:: WHAT YOU HAVE TO DO ::
Tally the lines of the data below that contain the string "this". Give the tally and nothing else.

Excerpts from a dataset:
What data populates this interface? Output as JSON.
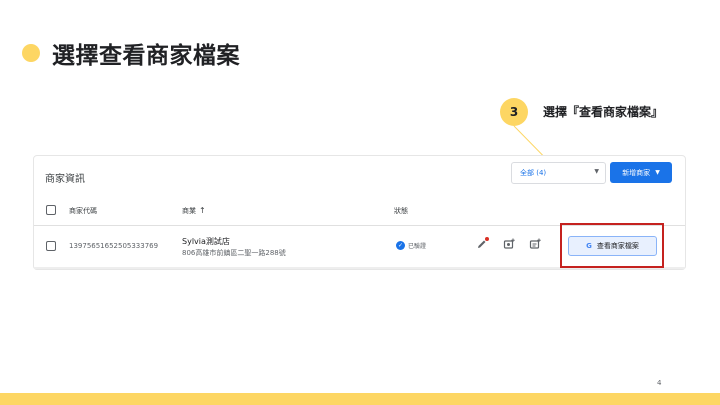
{
  "slide": {
    "title": "選擇查看商家檔案",
    "page_number": "4"
  },
  "callout": {
    "step": "3",
    "text": "選擇『查看商家檔案』"
  },
  "card": {
    "title": "商家資訊",
    "filter": {
      "selected": "全部 (4)"
    },
    "add_button": "新增商家",
    "columns": {
      "code": "商家代碼",
      "business": "商業",
      "status": "狀態"
    },
    "row": {
      "code": "13975651652505333769",
      "name": "Sylvia測試店",
      "address": "806高雄市前鎮區二聖一路288號",
      "status": "已驗證"
    },
    "profile_button": "查看商家檔案",
    "profile_button_icon": "G"
  },
  "colors": {
    "accent": "#fdd663",
    "primary": "#1a73e8",
    "highlight": "#c5221f"
  }
}
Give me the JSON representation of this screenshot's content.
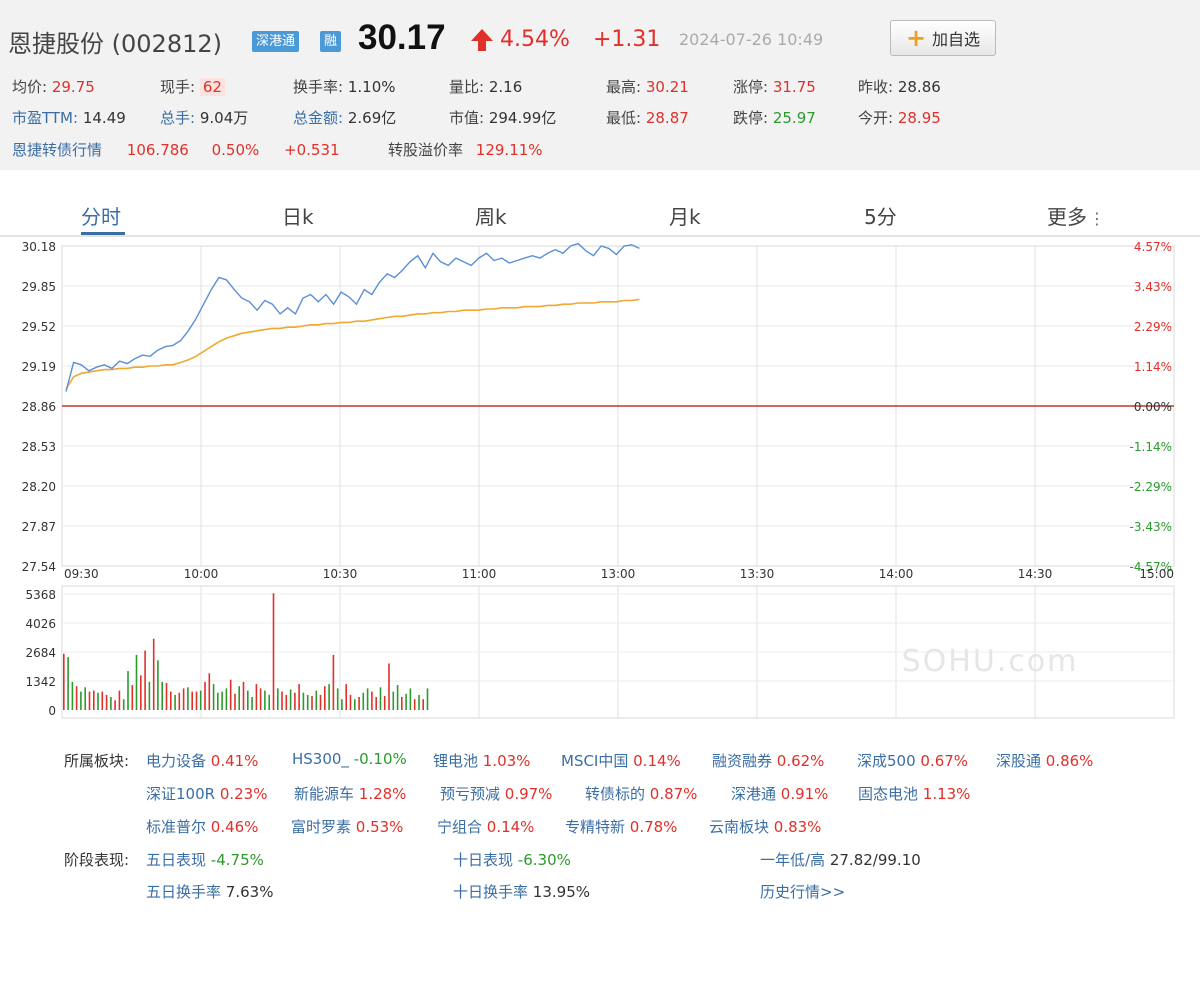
{
  "header": {
    "stock_name": "恩捷股份",
    "stock_code": "(002812)",
    "badges": [
      "深港通",
      "融"
    ],
    "price": "30.17",
    "change_pct": "4.54%",
    "change_amt": "+1.31",
    "datetime": "2024-07-26 10:49",
    "add_button": "加自选",
    "colors": {
      "up": "#e0302a",
      "down": "#2c9a2c",
      "link": "#3a6ea5",
      "badge": "#4b9ad8"
    }
  },
  "quote": {
    "avg_label": "均价:",
    "avg": "29.75",
    "now_vol_label": "现手:",
    "now_vol": "62",
    "turnover_label": "换手率:",
    "turnover": "1.10%",
    "vol_ratio_label": "量比:",
    "vol_ratio": "2.16",
    "high_label": "最高:",
    "high": "30.21",
    "limit_up_label": "涨停:",
    "limit_up": "31.75",
    "prev_close_label": "昨收:",
    "prev_close": "28.86",
    "pe_label": "市盈TTM:",
    "pe": "14.49",
    "total_vol_label": "总手:",
    "total_vol": "9.04万",
    "amount_label": "总金额:",
    "amount": "2.69亿",
    "mktcap_label": "市值:",
    "mktcap": "294.99亿",
    "low_label": "最低:",
    "low": "28.87",
    "limit_down_label": "跌停:",
    "limit_down": "25.97",
    "open_label": "今开:",
    "open": "28.95",
    "bond_label": "恩捷转债行情",
    "bond_price": "106.786",
    "bond_pct": "0.50%",
    "bond_chg": "+0.531",
    "premium_label": "转股溢价率",
    "premium": "129.11%"
  },
  "tabs": [
    "分时",
    "日k",
    "周k",
    "月k",
    "5分",
    "更多"
  ],
  "chart_data": {
    "type": "line",
    "prev_close": 28.86,
    "y_ticks": [
      "30.18",
      "29.85",
      "29.52",
      "29.19",
      "28.86",
      "28.53",
      "28.20",
      "27.87",
      "27.54"
    ],
    "pct_ticks": [
      "4.57%",
      "3.43%",
      "2.29%",
      "1.14%",
      "0.00%",
      "-1.14%",
      "-2.29%",
      "-3.43%",
      "-4.57%"
    ],
    "x_ticks": [
      "09:30",
      "10:00",
      "10:30",
      "11:00",
      "13:00",
      "13:30",
      "14:00",
      "14:30",
      "15:00"
    ],
    "ylim": [
      27.54,
      30.18
    ],
    "price_series": [
      28.98,
      29.22,
      29.2,
      29.15,
      29.18,
      29.2,
      29.17,
      29.23,
      29.21,
      29.25,
      29.28,
      29.27,
      29.32,
      29.35,
      29.36,
      29.4,
      29.48,
      29.58,
      29.7,
      29.82,
      29.92,
      29.9,
      29.82,
      29.75,
      29.72,
      29.65,
      29.73,
      29.7,
      29.62,
      29.67,
      29.62,
      29.75,
      29.78,
      29.72,
      29.78,
      29.7,
      29.8,
      29.76,
      29.7,
      29.82,
      29.78,
      29.88,
      29.95,
      29.92,
      29.98,
      30.05,
      30.1,
      30.0,
      30.12,
      30.05,
      30.02,
      30.08,
      30.05,
      30.02,
      30.08,
      30.12,
      30.06,
      30.08,
      30.04,
      30.06,
      30.08,
      30.1,
      30.08,
      30.12,
      30.15,
      30.12,
      30.18,
      30.2,
      30.14,
      30.1,
      30.18,
      30.16,
      30.11,
      30.18,
      30.19,
      30.16
    ],
    "avg_series": [
      29.0,
      29.1,
      29.13,
      29.14,
      29.15,
      29.16,
      29.16,
      29.17,
      29.17,
      29.18,
      29.18,
      29.19,
      29.19,
      29.2,
      29.2,
      29.22,
      29.24,
      29.27,
      29.31,
      29.35,
      29.39,
      29.42,
      29.44,
      29.46,
      29.47,
      29.48,
      29.49,
      29.5,
      29.5,
      29.51,
      29.51,
      29.52,
      29.53,
      29.53,
      29.54,
      29.54,
      29.55,
      29.55,
      29.56,
      29.56,
      29.57,
      29.58,
      29.59,
      29.6,
      29.6,
      29.61,
      29.62,
      29.62,
      29.63,
      29.63,
      29.64,
      29.64,
      29.65,
      29.65,
      29.65,
      29.66,
      29.66,
      29.67,
      29.67,
      29.67,
      29.68,
      29.68,
      29.68,
      29.69,
      29.69,
      29.7,
      29.7,
      29.71,
      29.71,
      29.71,
      29.72,
      29.72,
      29.72,
      29.73,
      29.73,
      29.74
    ],
    "volume_ticks": [
      "5368",
      "4026",
      "2684",
      "1342",
      "0"
    ],
    "volume_max": 5368,
    "volumes": [
      2600,
      2450,
      1300,
      1100,
      850,
      1050,
      850,
      900,
      800,
      850,
      700,
      600,
      450,
      900,
      500,
      1800,
      1150,
      2550,
      1600,
      2750,
      1300,
      3300,
      2300,
      1300,
      1250,
      850,
      700,
      800,
      1000,
      1050,
      850,
      850,
      900,
      1300,
      1700,
      1200,
      800,
      850,
      1000,
      1400,
      750,
      1100,
      1300,
      900,
      600,
      1200,
      1000,
      900,
      700,
      5400,
      1000,
      850,
      700,
      950,
      800,
      1200,
      800,
      700,
      650,
      900,
      700,
      1100,
      1200,
      2550,
      1000,
      500,
      1200,
      700,
      500,
      600,
      800,
      1000,
      850,
      600,
      1050,
      650,
      2150,
      850,
      1150,
      600,
      750,
      1000,
      500,
      700,
      500,
      1000
    ]
  },
  "watermark": "SOHU.com",
  "boards": {
    "label": "所属板块:",
    "rows": [
      [
        {
          "name": "电力设备",
          "value": "0.41%"
        },
        {
          "name": "HS300_",
          "value": "-0.10%"
        },
        {
          "name": "锂电池",
          "value": "1.03%"
        },
        {
          "name": "MSCI中国",
          "value": "0.14%"
        },
        {
          "name": "融资融券",
          "value": "0.62%"
        },
        {
          "name": "深成500",
          "value": "0.67%"
        },
        {
          "name": "深股通",
          "value": "0.86%"
        }
      ],
      [
        {
          "name": "深证100R",
          "value": "0.23%"
        },
        {
          "name": "新能源车",
          "value": "1.28%"
        },
        {
          "name": "预亏预减",
          "value": "0.97%"
        },
        {
          "name": "转债标的",
          "value": "0.87%"
        },
        {
          "name": "深港通",
          "value": "0.91%"
        },
        {
          "name": "固态电池",
          "value": "1.13%"
        }
      ],
      [
        {
          "name": "标准普尔",
          "value": "0.46%"
        },
        {
          "name": "富时罗素",
          "value": "0.53%"
        },
        {
          "name": "宁组合",
          "value": "0.14%"
        },
        {
          "name": "专精特新",
          "value": "0.78%"
        },
        {
          "name": "云南板块",
          "value": "0.83%"
        }
      ]
    ]
  },
  "stage": {
    "label": "阶段表现:",
    "five_day_label": "五日表现",
    "five_day": "-4.75%",
    "ten_day_label": "十日表现",
    "ten_day": "-6.30%",
    "year_label": "一年低/高",
    "year": "27.82/99.10",
    "five_turn_label": "五日换手率",
    "five_turn": "7.63%",
    "ten_turn_label": "十日换手率",
    "ten_turn": "13.95%",
    "history_link": "历史行情>>"
  }
}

:: EXERCISE OUTPUT ::
2